Dilute a basic, soft degreaser (Simple Green is popular and reasonably environmentally friendly) and, after spraying down your bike and letting it dry, wipe the frame down with the diluted degreaser and a microfibre cloth.
NOTE: Simple Green warns not to leave its All-Purpose cleaner on any exposed aluminum for more than 10-minutes, though, so use caution if you go this route. Windex is also potentially damaging to aluminum. Definitely rinse off your bike instead of letting it dry.
Apparently the Simple Green Pro HD fomula (the purple stuff) is safe for alloy and aluminum surfaces. It’s also a very strong cleaner, so if you go this route, be sure to dilute it with water.
Wet wipes / baby wipes
This is rather straight forward. Clean any grit off you bike then go over the matte finish again with wet wipes to get a full shine.
This is pretty wasteful, for one. But, more functionally, in our experience the shine of wet wipes also didn’t last as long. It’ll look good until you get more dust or dirt on it. But you have to do a full clean much sooner. As mentioned, mineral oil looked better right away, and the shine lasted through more dirt and dust before needing a full clean again.
Another option that gets quite a few mentions is diluted Isopropyl Alcohol. Again, use a clean rag to wipe down the matte surfaces on your frame.
While effective for cleaning matte, this method, again, may not be great for other finishes on your bike. Over time, it could affect your bike’s clear coat, especially if you’re frequently using it to restore the shine on your matte bike. Two cautions: be sure to dilute it enough, first. Second, you don’t need to apply pressure while wiping. The cleaner will do the work for you.

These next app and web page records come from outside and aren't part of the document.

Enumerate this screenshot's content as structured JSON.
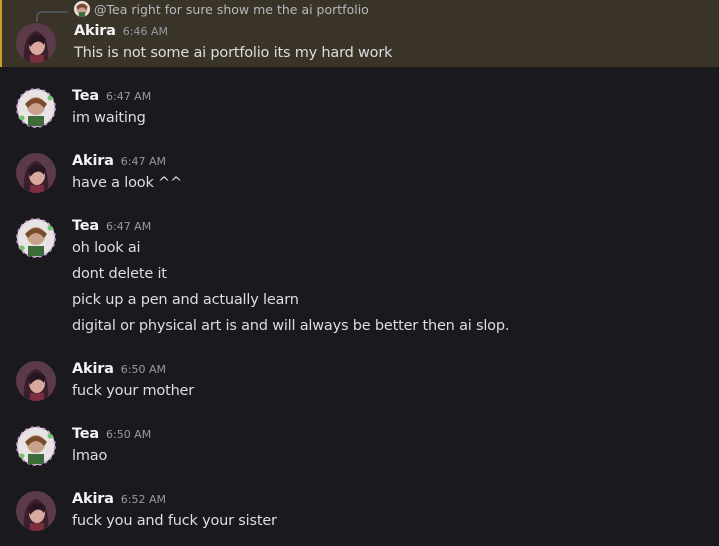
{
  "colors": {
    "background": "#1a1a1e",
    "highlight_bg": "#3a3428",
    "highlight_border": "#c9a227",
    "username": "#f2f3f5",
    "timestamp": "#949ba4",
    "text": "#dbdee1"
  },
  "reply": {
    "mention": "@Tea",
    "text": "right for sure show me the ai portfolio",
    "avatar_icon": "tea-avatar-icon"
  },
  "messages": [
    {
      "author": "Akira",
      "time": "6:46 AM",
      "lines": [
        "This is not some ai portfolio its my hard work"
      ],
      "avatar_icon": "akira-avatar-icon",
      "highlighted": true
    },
    {
      "author": "Tea",
      "time": "6:47 AM",
      "lines": [
        "im waiting"
      ],
      "avatar_icon": "tea-avatar-icon"
    },
    {
      "author": "Akira",
      "time": "6:47 AM",
      "lines": [
        "have a look ^^"
      ],
      "avatar_icon": "akira-avatar-icon"
    },
    {
      "author": "Tea",
      "time": "6:47 AM",
      "lines": [
        "oh look ai",
        "dont delete it",
        "pick up a pen and actually learn",
        "digital or physical art is and will always be better then ai slop."
      ],
      "avatar_icon": "tea-avatar-icon"
    },
    {
      "author": "Akira",
      "time": "6:50 AM",
      "lines": [
        "fuck your mother"
      ],
      "avatar_icon": "akira-avatar-icon"
    },
    {
      "author": "Tea",
      "time": "6:50 AM",
      "lines": [
        "lmao"
      ],
      "avatar_icon": "tea-avatar-icon"
    },
    {
      "author": "Akira",
      "time": "6:52 AM",
      "lines": [
        "fuck you and fuck your sister"
      ],
      "avatar_icon": "akira-avatar-icon"
    }
  ]
}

This method can be used safely, and many people do. But with other options that don’t have the same downsides, why not use one of those?